Moderator:

Hon. Lorraine Akiba, Hawaii

Panelist:

Ted Kelly, Assistant Counsel, New York State Department of Public Service

4:00 p.m. - 5:00 p.m.

The Corporate Quest for Renewables

A number of Fortune 500 companies have committed to investing in clean energy, citing the need for reducing both carbon pollution and energy costs, This panel looks at what large retailers are doing to meet their corporate goals. Panelists will discuss how large energy purchasers such as Walmart and other retailers seek to navigate state regulatory environments and what they want or need from state Commissions to meet their targets (for example, tariffs, better interconnection standards, or direct access). The panel will also discuss the potential impact of their purchasing decisions on utilities, consumers, and regulators.

Moderator:

Hon. Dave Danner, Washington

Panelists:

Stephen W. Chriss, Director, Energy and Strategy, Walmart

Frank Prager, Vice President, Policy and Federal Affairs, Xcel Energy

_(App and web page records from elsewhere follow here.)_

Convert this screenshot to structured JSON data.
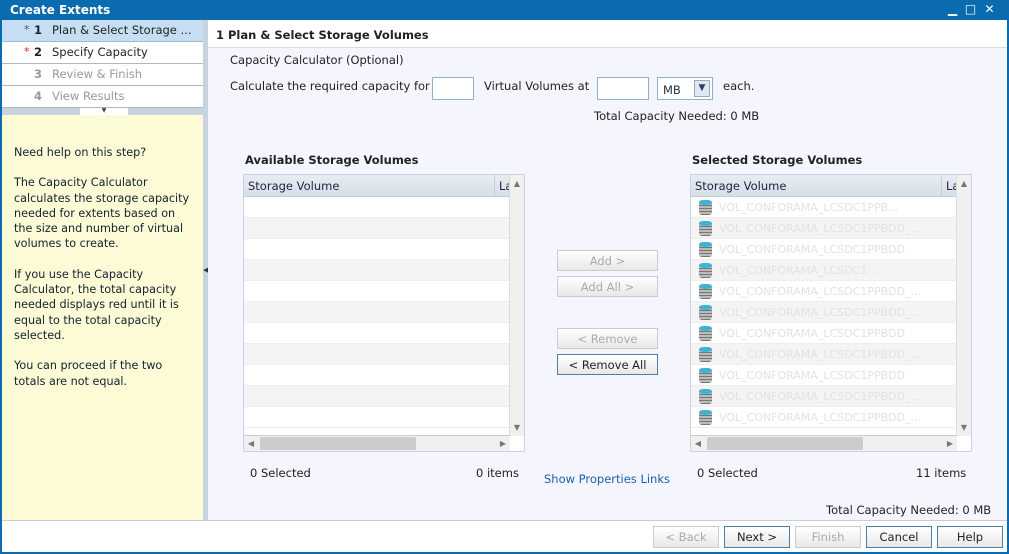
{
  "window": {
    "title": "Create Extents",
    "min": "▁",
    "max": "□",
    "close": "✕"
  },
  "steps": [
    {
      "num": "1",
      "label": "Plan & Select Storage ...",
      "state": "current"
    },
    {
      "num": "2",
      "label": "Specify Capacity",
      "state": "required"
    },
    {
      "num": "3",
      "label": "Review & Finish",
      "state": "disabled"
    },
    {
      "num": "4",
      "label": "View Results",
      "state": "disabled"
    }
  ],
  "help": {
    "p1": "Need help on this step?",
    "p2": "The Capacity Calculator calculates the storage capacity needed for extents based on the size and number of virtual volumes to create.",
    "p3": "If you use the Capacity Calculator, the total capacity needed displays red until it is equal to the total capacity selected.",
    "p4": "You can proceed if the two totals are not equal."
  },
  "main": {
    "title": "1  Plan & Select Storage Volumes",
    "calc_title": "Capacity Calculator (Optional)",
    "calc_prefix": "Calculate the required capacity for",
    "calc_mid": "Virtual Volumes at",
    "calc_suffix": "each.",
    "count_value": "",
    "size_value": "",
    "unit": "MB",
    "calc_total": "Total Capacity Needed: 0 MB",
    "available": {
      "title": "Available Storage Volumes",
      "col1": "Storage Volume",
      "col2": "La",
      "selected": "0 Selected",
      "items": "0 items"
    },
    "selected": {
      "title": "Selected Storage Volumes",
      "col1": "Storage Volume",
      "col2": "La",
      "selected": "0 Selected",
      "items": "11 items",
      "rows": [
        "VOL_CONFORAMA_LCSDC1PPB...",
        "VOL_CONFORAMA_LCSDC1PPBDD_...",
        "VOL_CONFORAMA_LCSDC1PPBDD",
        "VOL_CONFORAMA_LCSDC1...",
        "VOL_CONFORAMA_LCSDC1PPBDD_...",
        "VOL_CONFORAMA_LCSDC1PPBDD_...",
        "VOL_CONFORAMA_LCSDC1PPBDD",
        "VOL_CONFORAMA_LCSDC1PPBDD_...",
        "VOL_CONFORAMA_LCSDC1PPBDD",
        "VOL_CONFORAMA_LCSDC1PPBDD_...",
        "VOL_CONFORAMA_LCSDC1PPBDD_..."
      ]
    },
    "buttons": {
      "add": "Add >",
      "add_all": "Add All >",
      "remove": "< Remove",
      "remove_all": "< Remove All"
    },
    "show_props": "Show Properties Links",
    "total": "Total Capacity Needed: 0 MB"
  },
  "footer": {
    "back": "< Back",
    "next": "Next >",
    "finish": "Finish",
    "cancel": "Cancel",
    "help": "Help"
  },
  "colors": {
    "titlebar": "#0a6cae",
    "help_bg": "#fdfbd5",
    "link": "#1a5fb4",
    "required_star": "#e02020"
  }
}
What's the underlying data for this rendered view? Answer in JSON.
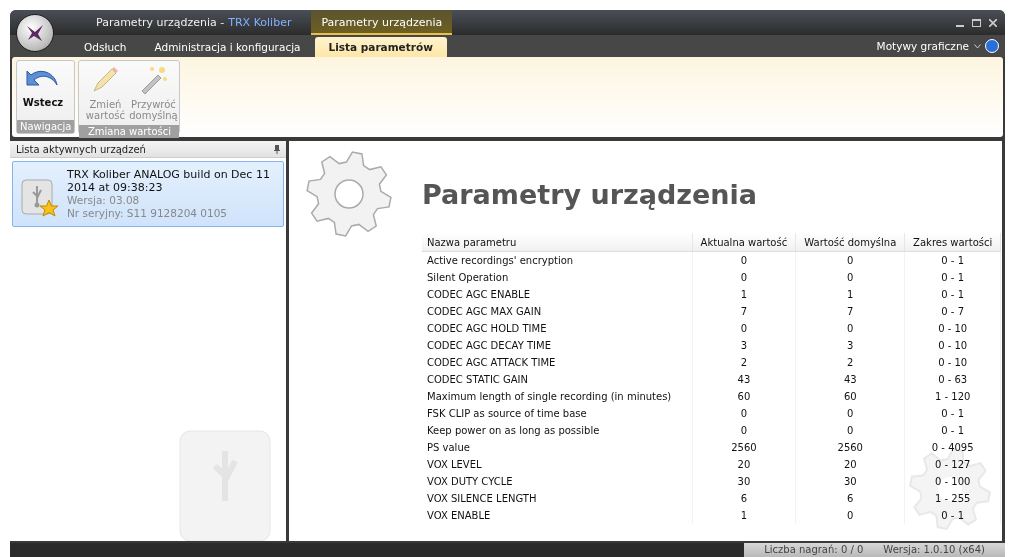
{
  "window": {
    "title": "Parametry urządzenia -",
    "app_name": "TRX Koliber",
    "context_tab": "Parametry urządzenia"
  },
  "tabs": [
    {
      "label": "Odsłuch",
      "selected": false
    },
    {
      "label": "Administracja i konfiguracja",
      "selected": false
    },
    {
      "label": "Lista parametrów",
      "selected": true
    }
  ],
  "themes_menu": "Motywy graficzne",
  "ribbon_groups": [
    {
      "label": "Nawigacja",
      "buttons": [
        {
          "label": "Wstecz",
          "kind": "back",
          "disabled": false
        }
      ]
    },
    {
      "label": "Zmiana wartości",
      "buttons": [
        {
          "label": "Zmień wartość",
          "kind": "pencil",
          "disabled": true
        },
        {
          "label": "Przywróć domyślną",
          "kind": "wand",
          "disabled": true
        }
      ]
    }
  ],
  "devices_panel": {
    "title": "Lista aktywnych urządzeń",
    "devices": [
      {
        "name": "TRX Koliber ANALOG build on Dec 11 2014 at 09:38:23",
        "version": "Wersja: 03.08",
        "serial": "Nr seryjny: S11 9128204 0105",
        "selected": true
      }
    ]
  },
  "main": {
    "heading": "Parametry urządzenia",
    "table": {
      "columns": [
        "Nazwa parametru",
        "Aktualna wartość",
        "Wartość domyślna",
        "Zakres wartości"
      ],
      "rows": [
        [
          "Active recordings' encryption",
          "0",
          "0",
          "0 - 1"
        ],
        [
          "Silent Operation",
          "0",
          "0",
          "0 - 1"
        ],
        [
          "CODEC AGC ENABLE",
          "1",
          "1",
          "0 - 1"
        ],
        [
          "CODEC AGC MAX GAIN",
          "7",
          "7",
          "0 - 7"
        ],
        [
          "CODEC AGC HOLD TIME",
          "0",
          "0",
          "0 - 10"
        ],
        [
          "CODEC AGC DECAY TIME",
          "3",
          "3",
          "0 - 10"
        ],
        [
          "CODEC AGC ATTACK TIME",
          "2",
          "2",
          "0 - 10"
        ],
        [
          "CODEC STATIC GAIN",
          "43",
          "43",
          "0 - 63"
        ],
        [
          "Maximum length of single recording (in minutes)",
          "60",
          "60",
          "1 - 120"
        ],
        [
          "FSK CLIP as source of time base",
          "0",
          "0",
          "0 - 1"
        ],
        [
          "Keep power on as long as possible",
          "0",
          "0",
          "0 - 1"
        ],
        [
          "PS value",
          "2560",
          "2560",
          "0 - 4095"
        ],
        [
          "VOX LEVEL",
          "20",
          "20",
          "0 - 127"
        ],
        [
          "VOX DUTY CYCLE",
          "30",
          "30",
          "0 - 100"
        ],
        [
          "VOX SILENCE LENGTH",
          "6",
          "6",
          "1 - 255"
        ],
        [
          "VOX ENABLE",
          "1",
          "0",
          "0 - 1"
        ]
      ]
    }
  },
  "status_bar": [
    "Liczba nagrań: 0 / 0",
    "Wersja: 1.0.10 (x64)"
  ]
}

Ted Romaine, Director, Origination, Invenergy

Letha Tawney, Director, Utility Innovation, World Resources Institute

Wednesday, February 14

9:00 a.m. - 11:45 a.m. 

Joint with Committees on Consumers and the Public Interest, Electricity, Energy Resources and the Environment, Gas, Telecom, and Water: General Session

Location: Ballroom Central
 

Remarks by U.S. Senator Lisa Murkowski, Alaska

 

Remarks by The Hon. Mignon Clyburn, Federal Communications Commission

 

The Great Debate: All of the Above? 

Sometimes adversarial, occasionally cooperative, and always dynamic, the relationship between the electric industry’s leading trade association and the nation’s foremost environmental advocates has again been tested in recent years. In their fourth appearance before NARUC’s general session, representatives of the Edison Electric Institute and the Natural Resources Defense Council return to a topic at the center of their first debate, in 2002: the appropriate role for utility regulators in guiding the selection of the resources we use to generate electricity.

Making a debut appearance for EEI is Phil Moeller, executive vice president for the association and a former FERC commission. For NRDC, an old hand makes a return to NARUC’s main stage: Ralph Cavanagh, the co-director of the organization’s energy program.

Taking the affirmative and negative sides, respectively, they will debate the following proposition:

Resolved: As a guiding principle for oversight of utilities’ planning and investment, NARUC’s membership should embrace an “all-of-the-above” energy strategy.

Moderator: Hon. Travis Kavulla, Montana

Panelists: Ralph Cavanagh, NRDC 

                  Phil Moeller, EEI

  Concluding Remarks by NARUC President, The Hon. Jack Betkoski